Last Updated on Sunday, 27 October 2013 20:37
Written by James Hollis
Since 1970 Nancy Witt has lived and worked in Hanover County, Virginia, in a historic grist mill which she and her family renovated and now operate as a gallery. She was a co-founder of Jungian Venture, the Jungian society in Richmond.
The following is an excerpt from Jungian analyst James Hollis's new book The Archetypal Imagination (Texas A & M University Press, 2000) and is printed here with the kind permission of the author and publisher.
In speaking on several occasions to the Richmond, Virginia, Jungian society, I have had the privilege of staying in the home of Nancy Witt, one of the group's founders, in Ashland, Virginia. Nancy lives in a nineteenth-century mill, over a stream and a waterwheel, beside a pond, in some of the most historic land of our nation. When I first visited Richmond and walked into that mill, I was stunned by the thirty-plus paintings that line the spacious wall of two floors and create not only a museum effect but also a sanctuary for meditation and reflection. Nancy has created a body of work over the last twenty-some years which incarnates a deeply religious and archetypal vision of eternity. Her favorite critical review came from an unlettered man who was helping unload her paintings for display at a conference in New Hampshire. This hotel worker went about and gathered other employees, and she overheard him say to them, "Come, you have to see these paintings. They are religious!" . . . .
Nancy Witt describes herself as a "metarealist," however. . . . Metarealism is an expression of primordial experience which then runs through the aesthetic alembic of the artist and thereby is ordered. But it arises out of a place which may be disordered and chaotic, which bespeaks the wild precincts of nature. The rending of the curtain allows us to see that, behind the curtain, there is another world of appearances, and behind that another world as well. One who is drawn to do this work has no choice, actually, for as Jung writes, "for all the freedom of [the artist's] life and the clarity of his thought, he is every where hemmed around and prevailed upon by the Unconscious, the mysterious god within him, so that ideas flow to him-he knows not whence, he is driven to work and create—he knows not to what end, and is mastered by an impulse for constant growth and development he knows not whither."
Nancy labors in her studio every day but Sunday from at least 9:00 A.M. to 5:00 P.M. Why? Because she has to. She told me that she plans to work in this way until she dies because there is so little time and so many images are clamoring for her attention. She told me that very rarely has she begun a painting with an idea in mind. More often she has simply been drawn to an object and then she begins to see through the object to the worlds behind it. Or she has a certain "feeling state" and looks for images which will some how incarnate that state.
Four Paintings by Nancy Witt
Years ago I was reading a novel by Laurence Durrell and came across the word "metarealism." It hit me immediately that the word described my work.
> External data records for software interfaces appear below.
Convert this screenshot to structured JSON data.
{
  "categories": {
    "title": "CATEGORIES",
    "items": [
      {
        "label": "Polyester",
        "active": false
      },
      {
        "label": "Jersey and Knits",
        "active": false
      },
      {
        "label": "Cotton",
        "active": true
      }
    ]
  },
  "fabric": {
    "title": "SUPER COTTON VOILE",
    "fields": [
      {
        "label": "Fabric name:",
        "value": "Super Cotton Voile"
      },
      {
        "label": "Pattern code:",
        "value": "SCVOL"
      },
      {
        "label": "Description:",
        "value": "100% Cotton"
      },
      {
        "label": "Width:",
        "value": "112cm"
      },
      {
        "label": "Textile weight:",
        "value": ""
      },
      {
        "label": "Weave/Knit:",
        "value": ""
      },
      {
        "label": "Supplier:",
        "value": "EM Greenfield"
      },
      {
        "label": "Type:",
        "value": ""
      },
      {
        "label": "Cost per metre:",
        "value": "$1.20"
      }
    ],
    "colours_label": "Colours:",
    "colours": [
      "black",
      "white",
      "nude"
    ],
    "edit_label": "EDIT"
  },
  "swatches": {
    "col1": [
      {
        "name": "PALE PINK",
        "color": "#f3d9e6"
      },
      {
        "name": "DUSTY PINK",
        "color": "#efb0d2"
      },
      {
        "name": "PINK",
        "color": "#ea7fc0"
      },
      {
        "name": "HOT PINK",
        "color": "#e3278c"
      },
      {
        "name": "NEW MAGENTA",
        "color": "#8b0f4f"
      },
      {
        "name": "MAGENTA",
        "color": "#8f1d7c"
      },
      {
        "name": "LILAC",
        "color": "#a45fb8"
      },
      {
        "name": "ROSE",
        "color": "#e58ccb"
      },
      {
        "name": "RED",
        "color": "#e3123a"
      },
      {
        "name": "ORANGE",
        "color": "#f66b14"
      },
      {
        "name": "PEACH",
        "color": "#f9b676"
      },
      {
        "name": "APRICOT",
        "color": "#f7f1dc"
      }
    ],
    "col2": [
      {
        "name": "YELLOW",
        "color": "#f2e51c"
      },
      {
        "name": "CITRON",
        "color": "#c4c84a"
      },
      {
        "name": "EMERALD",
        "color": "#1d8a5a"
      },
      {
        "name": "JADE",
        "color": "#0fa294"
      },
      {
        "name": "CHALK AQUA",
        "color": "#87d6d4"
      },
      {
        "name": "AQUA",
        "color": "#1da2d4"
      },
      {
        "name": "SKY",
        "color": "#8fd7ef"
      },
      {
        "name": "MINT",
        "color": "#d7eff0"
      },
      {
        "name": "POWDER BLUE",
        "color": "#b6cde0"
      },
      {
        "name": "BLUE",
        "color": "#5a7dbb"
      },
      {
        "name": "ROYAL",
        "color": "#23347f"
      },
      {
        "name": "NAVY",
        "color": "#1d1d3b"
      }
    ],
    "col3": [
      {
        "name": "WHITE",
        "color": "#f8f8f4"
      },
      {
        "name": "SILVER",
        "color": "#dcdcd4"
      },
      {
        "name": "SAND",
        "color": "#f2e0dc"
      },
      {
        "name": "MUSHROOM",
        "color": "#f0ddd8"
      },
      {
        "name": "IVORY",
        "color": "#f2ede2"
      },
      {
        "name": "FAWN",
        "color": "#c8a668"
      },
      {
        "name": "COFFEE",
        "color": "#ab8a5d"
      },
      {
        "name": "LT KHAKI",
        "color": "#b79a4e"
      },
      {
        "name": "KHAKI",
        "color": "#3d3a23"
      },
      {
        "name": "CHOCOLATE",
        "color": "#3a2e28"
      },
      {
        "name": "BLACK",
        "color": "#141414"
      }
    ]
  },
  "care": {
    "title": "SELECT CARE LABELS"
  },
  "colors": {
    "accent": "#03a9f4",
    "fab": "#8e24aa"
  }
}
I knew I wasn't a "surrealist"—they didn't seem to believe in anything. And although I wasn't sure what I believed, I knew there was an order beyond my knowing. Beyond: that's one of the meanings of the Greek word "meta." Paradoxically, it also means alongside. And among. And between.What I take metarealism to mean as far as my work is concerned, is that we experience two forms of "reality," one beyond and at the same time alongside the other.
Second Opening 1989 24 x 30"
I think of some of the paintings as altars. Many of these contain mirrors. Paintings can be mirrors. Mirrors reflect. Reflections, if we can see/hear them, give voice to things not otherwise visible. I find that it is a voice I hear with my eyes, or more accurately, one that I see with my ears.
Sue's Fan 1988 48" x 48"
I was blocked, burned out, nothing looked good enough to paint. That was so frustrating that I took the newly stretched canvas that wouldn't speak to me and slashed it. Then I decided to paint that, sitting on my easel as you see it. From there grew the painting with the skylights as they were then and the staghorn ferns I've had for so long, presiding over my boxed condition. Now, when I look at the image I can fall in love with painting again.
When Power Fails 1981 62" x 62"
A work of art is like a dream, for all its apparent obviousness it does not explain itself and is always ambiguous . . . .To grasp its meaning we must allow it to shape us as it shaped [the artist].
C. G. Jung
Windows 1990 34" x 44"
About the Painter
With more than 50 one-person shows to her credit, Nancy Witt enjoys a growing national reputation. Her paintings have been included and won awards in over 60 exhibitions from New York to California. Her work is represented in the permanent collections of numerous corporate and private collections.